“Instead of sanctioning Zimbabwe, SADC leaders have imposed legal sanctions on all of its citizens, preventing them from seeking legitimate legal redress at a regional level,” Kuveya said.

Further proving where SADC’s loyalties lie were comments by the regional bloc’s Executive Secretary, Tomaz Salomão, who said that the media and the general public would have no access to the details of the Tribunal’s expected restructure. SADC’s Justice Ministers are thought to have recommended amendments that will protect member states from cases brought against them by their citizens.

But Salomão told journalists that neither the media nor SADC citizens needed to know what the ministers had said about the fate of the Tribunal.

Zimbabwe civil society groups have slammed last week’s harassment and intimidation of activists at the regional leaders Summit in Namibia, which resulted in the prolonged detention and interrogation of key figures.

The civil society groups, including representatives from the Crisis in Zimbabwe Coalition, traveled to Namibia to lobby SADC leaders and pressure them to lay out a clear plan for democratic change in Zimbabwe. But their efforts were quickly thwarted by Namibia security officers and members of Zimbabwe’s CIO, who led a crackdown on the activists.

First to be targeted were about ten activists, including National Association of Non Governmental Organisations (NANGO) chairperson Dadirai Chikwengo, Crisis in Zimbabwe Coalition officials MacDonald Lewanika, Pedzisayi Ruhanya and Dewa Mavhinga, and other representatives from the Zimbabwe Election Support.

The state security agents also briefly detained Jelousy Mawarire for taking pictures and chased away Shastry Njeru of the Zimbabwe Human Rights NGO Forum from the venue of the SADC Summit. Mawarire, who had his pictures deleted from his camera, was later released after the intervention of Namibian human rights lawyer Norman Tjombe.

Also targeted were Zimbabwe Lawyers for Human Rights (ZLHR) head, Irene Petras, Joy Mabenge from the Institute for a Democratic Alternative for Zimbabwe, Lloyd Kuveya of the Southern Africa Litigation Centre, and Makanatsa Makonese of the SADC Lawyers Association. The four were force-marched into the hotel’s parking area by two armed Namibian police who took them to the local Chief Inspector. They were then interrogated separately by Zimbabwe’s state security agents.
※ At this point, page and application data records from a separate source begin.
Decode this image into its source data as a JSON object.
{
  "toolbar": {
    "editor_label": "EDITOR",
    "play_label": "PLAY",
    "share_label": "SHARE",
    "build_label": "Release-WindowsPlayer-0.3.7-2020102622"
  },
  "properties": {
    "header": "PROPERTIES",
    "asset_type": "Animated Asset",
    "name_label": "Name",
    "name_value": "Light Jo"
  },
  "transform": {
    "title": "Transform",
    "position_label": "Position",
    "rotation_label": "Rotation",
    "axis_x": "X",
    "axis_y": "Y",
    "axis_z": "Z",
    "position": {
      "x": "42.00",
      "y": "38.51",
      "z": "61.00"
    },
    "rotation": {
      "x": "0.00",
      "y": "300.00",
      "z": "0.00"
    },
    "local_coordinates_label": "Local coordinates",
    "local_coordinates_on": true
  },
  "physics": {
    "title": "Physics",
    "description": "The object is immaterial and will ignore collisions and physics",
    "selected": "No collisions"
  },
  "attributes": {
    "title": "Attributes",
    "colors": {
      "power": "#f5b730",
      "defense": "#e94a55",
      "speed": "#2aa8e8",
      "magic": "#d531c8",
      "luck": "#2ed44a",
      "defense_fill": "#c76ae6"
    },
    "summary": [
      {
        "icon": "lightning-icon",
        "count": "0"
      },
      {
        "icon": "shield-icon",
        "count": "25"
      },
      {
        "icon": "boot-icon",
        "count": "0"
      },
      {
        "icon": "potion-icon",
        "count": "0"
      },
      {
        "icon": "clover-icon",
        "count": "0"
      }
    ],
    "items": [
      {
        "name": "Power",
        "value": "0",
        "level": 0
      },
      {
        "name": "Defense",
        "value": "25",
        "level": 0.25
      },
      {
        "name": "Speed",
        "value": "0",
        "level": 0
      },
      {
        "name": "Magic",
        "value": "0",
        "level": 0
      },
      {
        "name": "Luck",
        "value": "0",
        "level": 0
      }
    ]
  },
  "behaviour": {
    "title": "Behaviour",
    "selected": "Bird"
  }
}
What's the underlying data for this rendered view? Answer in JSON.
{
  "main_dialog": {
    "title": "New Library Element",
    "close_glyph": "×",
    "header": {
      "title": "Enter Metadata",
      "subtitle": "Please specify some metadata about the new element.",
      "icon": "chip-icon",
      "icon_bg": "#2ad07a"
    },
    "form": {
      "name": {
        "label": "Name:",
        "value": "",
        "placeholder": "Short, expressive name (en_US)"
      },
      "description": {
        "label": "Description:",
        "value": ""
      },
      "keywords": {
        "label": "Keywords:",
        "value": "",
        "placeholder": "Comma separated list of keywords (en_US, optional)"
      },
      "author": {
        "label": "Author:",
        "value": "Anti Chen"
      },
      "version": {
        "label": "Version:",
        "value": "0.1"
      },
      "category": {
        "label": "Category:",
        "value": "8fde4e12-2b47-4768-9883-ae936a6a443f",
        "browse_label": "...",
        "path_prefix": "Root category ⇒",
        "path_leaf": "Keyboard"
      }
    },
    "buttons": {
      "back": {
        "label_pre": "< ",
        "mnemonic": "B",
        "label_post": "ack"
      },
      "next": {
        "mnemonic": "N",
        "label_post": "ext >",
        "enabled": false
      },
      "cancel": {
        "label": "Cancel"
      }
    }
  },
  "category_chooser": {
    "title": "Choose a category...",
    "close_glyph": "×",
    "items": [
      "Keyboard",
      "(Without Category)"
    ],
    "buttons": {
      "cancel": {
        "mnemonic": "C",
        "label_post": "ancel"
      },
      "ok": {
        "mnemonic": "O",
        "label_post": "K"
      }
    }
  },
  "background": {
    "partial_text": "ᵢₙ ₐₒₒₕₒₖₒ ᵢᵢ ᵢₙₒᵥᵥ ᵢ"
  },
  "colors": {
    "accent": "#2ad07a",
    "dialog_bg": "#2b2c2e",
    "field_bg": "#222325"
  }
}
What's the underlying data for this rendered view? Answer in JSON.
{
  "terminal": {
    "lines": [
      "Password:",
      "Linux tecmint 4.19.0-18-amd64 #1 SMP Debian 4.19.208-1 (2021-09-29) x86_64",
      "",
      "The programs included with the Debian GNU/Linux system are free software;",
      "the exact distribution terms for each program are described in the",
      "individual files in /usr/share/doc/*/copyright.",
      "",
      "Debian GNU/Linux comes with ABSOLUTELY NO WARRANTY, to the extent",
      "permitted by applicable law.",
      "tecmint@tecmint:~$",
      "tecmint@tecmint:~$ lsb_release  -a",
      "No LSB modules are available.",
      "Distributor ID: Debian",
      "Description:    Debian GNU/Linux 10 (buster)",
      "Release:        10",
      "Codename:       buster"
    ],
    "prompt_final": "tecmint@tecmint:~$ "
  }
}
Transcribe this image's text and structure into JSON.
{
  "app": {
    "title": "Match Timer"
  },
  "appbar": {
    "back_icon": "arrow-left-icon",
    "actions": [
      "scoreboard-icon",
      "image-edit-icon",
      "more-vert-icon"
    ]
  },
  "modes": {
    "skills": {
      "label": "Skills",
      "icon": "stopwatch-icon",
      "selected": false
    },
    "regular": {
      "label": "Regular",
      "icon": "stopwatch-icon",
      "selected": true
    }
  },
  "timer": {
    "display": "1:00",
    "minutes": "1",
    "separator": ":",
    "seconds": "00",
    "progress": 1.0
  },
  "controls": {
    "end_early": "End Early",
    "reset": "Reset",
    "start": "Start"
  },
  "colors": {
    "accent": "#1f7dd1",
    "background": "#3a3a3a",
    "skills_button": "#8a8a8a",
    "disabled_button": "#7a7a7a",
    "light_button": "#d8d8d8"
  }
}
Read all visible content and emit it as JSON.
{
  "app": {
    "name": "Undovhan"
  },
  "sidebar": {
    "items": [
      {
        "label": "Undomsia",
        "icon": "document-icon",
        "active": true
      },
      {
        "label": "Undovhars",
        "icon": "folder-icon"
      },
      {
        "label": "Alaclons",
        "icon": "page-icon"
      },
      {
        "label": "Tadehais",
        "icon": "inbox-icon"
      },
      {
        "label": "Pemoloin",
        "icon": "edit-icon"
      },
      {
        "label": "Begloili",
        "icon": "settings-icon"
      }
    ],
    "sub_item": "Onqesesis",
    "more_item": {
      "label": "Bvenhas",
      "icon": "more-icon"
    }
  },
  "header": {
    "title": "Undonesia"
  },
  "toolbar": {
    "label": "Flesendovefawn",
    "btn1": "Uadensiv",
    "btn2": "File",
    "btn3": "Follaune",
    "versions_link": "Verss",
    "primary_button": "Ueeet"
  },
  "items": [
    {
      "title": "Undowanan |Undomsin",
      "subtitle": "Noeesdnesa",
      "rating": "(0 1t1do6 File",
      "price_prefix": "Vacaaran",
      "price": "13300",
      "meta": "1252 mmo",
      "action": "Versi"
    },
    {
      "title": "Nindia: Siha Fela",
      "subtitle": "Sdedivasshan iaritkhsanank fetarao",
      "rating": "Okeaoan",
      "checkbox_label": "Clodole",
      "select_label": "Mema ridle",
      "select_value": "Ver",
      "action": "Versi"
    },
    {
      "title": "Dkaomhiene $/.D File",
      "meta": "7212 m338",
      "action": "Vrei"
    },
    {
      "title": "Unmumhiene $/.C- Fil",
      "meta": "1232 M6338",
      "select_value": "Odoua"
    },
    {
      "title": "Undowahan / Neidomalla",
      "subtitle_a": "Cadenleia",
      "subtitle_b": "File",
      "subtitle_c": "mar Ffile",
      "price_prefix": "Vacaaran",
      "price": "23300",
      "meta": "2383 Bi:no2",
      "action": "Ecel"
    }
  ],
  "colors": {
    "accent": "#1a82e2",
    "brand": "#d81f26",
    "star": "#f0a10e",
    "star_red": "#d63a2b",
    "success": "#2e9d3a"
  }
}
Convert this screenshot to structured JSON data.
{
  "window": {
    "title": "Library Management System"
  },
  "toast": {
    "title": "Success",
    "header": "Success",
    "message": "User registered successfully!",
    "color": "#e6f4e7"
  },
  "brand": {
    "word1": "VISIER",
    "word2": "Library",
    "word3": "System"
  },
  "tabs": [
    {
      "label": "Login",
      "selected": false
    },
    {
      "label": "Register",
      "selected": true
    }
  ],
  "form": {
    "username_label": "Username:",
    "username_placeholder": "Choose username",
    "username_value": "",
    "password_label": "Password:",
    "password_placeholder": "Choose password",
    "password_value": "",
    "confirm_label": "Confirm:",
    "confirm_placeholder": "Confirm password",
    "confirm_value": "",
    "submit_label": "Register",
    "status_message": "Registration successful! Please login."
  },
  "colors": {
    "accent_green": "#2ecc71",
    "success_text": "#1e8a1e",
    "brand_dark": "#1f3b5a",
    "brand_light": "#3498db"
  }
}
The Crisis Coalition’s Mavhinga told SW Radio Africa on Monday that the activists were only allowed to leave well after the SADC summit had ended on Friday night. He explained how Zimbabwe’s state security agents were directing Namibian police to individually target activists who were calling for real democratic change in Zimbabwe.

“We condemn, in the strongest possible terms the treatment of the activists at the Summit. Clearly Namibia is not committed to human rights, and they are putting their relationship with ZANU PF before the rights of SADC citizens,” Mavhinga said.

Meanwhile the ZLHR said it “strongly condemns this despicable conduct.”

“The actions of the state security agents highlights the need to urgently reform the security sector players as enunciated in the Global Political Agreement as they continue to be a law unto themselves even beyond the borders of Zimbabwe,” the group said in a statement.